This curious gallery and event space is currently showing “Love Craft: Art Inspired by Monsters, Madness and Mythos.” Based on the science fiction of Howard Phillips Lovecraft, expect works of cosmic horror. Time your visit with one of Observatory’s regular events, like “Diableries, Medical Oddities and Ghosts in Amazing Victorian 3D!” (July 30, $5) where you’ll be introduced to macabre dioramas and devil flesh. Or hang on until September 12 for a walking tour of occult Manhattan ($20) with author of Occult America, Mitch Horowitz. 543 Union St at Nevins St, Gowanus, Brooklyn (observatoryroom.org). Thu--Fri 3--6pm, Sat--Sun noon--6pm; free.
Instead of paying a tarot reader to divine your future, learn how to interpret the 78-card deck yourself at this class. You can join at any time with each lesson focusing on an individual card, but as you continue to attend, you’ll go beyond the basic predictive skills into levels of interpretation and Jungian psychology, learning how to apply the symbolic language to people’s problems. We assume this involves being reassuring if they pull the death card. SLC Conference Center, 352 Seventh Ave at 30th St, 16th floor (800-804-2184, tarotschool.com) Mon 6--9pm; $30.

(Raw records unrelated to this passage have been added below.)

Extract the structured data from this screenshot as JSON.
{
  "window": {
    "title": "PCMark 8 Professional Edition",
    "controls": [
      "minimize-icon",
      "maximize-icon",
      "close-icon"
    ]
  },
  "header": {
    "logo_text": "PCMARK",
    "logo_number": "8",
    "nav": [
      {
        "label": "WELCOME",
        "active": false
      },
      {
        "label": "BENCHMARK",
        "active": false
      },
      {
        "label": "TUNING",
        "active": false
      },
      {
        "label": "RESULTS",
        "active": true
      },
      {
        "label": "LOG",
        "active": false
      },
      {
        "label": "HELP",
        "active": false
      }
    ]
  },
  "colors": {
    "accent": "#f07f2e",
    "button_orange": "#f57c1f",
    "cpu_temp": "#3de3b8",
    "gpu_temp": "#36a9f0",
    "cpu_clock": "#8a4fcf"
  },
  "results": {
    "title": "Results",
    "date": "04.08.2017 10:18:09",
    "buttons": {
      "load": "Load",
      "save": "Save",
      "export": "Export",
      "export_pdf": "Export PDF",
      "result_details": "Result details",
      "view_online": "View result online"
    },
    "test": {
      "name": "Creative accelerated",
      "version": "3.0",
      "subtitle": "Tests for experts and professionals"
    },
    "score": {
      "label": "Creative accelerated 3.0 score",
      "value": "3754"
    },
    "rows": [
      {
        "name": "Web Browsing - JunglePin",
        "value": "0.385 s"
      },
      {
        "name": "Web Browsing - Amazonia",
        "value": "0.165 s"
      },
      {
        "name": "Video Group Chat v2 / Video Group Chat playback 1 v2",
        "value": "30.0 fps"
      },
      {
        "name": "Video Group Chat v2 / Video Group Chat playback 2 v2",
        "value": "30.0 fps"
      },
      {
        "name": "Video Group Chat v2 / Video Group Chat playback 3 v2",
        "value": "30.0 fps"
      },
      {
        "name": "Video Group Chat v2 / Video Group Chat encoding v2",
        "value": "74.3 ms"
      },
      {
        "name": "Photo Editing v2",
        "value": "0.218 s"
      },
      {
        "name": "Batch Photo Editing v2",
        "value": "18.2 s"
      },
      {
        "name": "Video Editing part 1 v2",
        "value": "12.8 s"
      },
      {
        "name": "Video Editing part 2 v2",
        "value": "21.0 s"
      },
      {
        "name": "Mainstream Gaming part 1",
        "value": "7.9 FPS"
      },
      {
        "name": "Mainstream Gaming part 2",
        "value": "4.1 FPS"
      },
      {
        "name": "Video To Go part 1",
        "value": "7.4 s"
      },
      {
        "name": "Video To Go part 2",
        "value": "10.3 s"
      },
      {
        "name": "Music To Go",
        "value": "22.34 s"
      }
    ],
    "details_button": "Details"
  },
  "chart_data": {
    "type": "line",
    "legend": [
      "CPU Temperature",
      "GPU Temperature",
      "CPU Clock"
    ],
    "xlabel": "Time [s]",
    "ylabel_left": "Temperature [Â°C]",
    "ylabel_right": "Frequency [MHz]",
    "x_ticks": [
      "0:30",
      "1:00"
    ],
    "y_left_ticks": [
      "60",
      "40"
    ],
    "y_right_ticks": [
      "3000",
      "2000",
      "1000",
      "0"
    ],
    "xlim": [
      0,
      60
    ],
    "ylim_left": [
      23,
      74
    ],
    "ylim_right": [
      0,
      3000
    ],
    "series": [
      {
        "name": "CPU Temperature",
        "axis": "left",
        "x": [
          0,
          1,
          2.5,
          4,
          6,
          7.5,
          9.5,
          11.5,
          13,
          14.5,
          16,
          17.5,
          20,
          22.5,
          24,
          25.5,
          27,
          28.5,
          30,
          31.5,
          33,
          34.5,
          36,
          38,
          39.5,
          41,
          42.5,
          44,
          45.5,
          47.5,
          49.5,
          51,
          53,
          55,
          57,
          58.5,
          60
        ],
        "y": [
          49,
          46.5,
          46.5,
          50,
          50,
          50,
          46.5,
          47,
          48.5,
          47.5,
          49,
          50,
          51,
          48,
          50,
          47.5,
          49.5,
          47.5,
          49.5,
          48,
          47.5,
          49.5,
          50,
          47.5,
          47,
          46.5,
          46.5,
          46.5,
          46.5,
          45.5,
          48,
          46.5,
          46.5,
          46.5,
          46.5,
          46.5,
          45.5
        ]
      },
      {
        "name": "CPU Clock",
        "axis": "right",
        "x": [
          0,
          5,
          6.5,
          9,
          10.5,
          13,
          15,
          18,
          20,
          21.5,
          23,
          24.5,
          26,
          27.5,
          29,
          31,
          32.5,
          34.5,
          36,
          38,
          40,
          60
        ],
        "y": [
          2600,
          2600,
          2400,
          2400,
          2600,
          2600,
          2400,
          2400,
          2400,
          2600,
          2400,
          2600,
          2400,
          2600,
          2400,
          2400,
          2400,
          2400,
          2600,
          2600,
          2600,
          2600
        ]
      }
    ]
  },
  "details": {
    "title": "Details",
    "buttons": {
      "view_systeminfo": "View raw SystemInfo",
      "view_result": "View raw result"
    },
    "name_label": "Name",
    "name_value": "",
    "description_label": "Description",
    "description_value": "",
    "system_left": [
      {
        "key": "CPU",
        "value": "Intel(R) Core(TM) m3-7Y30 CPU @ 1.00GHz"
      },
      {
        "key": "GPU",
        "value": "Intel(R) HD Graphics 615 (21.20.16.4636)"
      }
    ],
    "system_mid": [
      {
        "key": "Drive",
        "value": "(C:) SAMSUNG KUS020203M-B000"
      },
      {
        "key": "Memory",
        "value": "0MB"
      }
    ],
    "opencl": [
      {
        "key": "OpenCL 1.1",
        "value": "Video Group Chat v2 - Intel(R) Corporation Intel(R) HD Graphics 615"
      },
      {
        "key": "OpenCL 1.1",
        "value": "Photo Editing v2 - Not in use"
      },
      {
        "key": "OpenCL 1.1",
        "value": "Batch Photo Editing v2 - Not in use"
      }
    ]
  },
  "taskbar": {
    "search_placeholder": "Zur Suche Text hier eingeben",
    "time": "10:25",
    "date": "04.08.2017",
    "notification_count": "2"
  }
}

Brought to you by Addams Family: The Musical, now playing.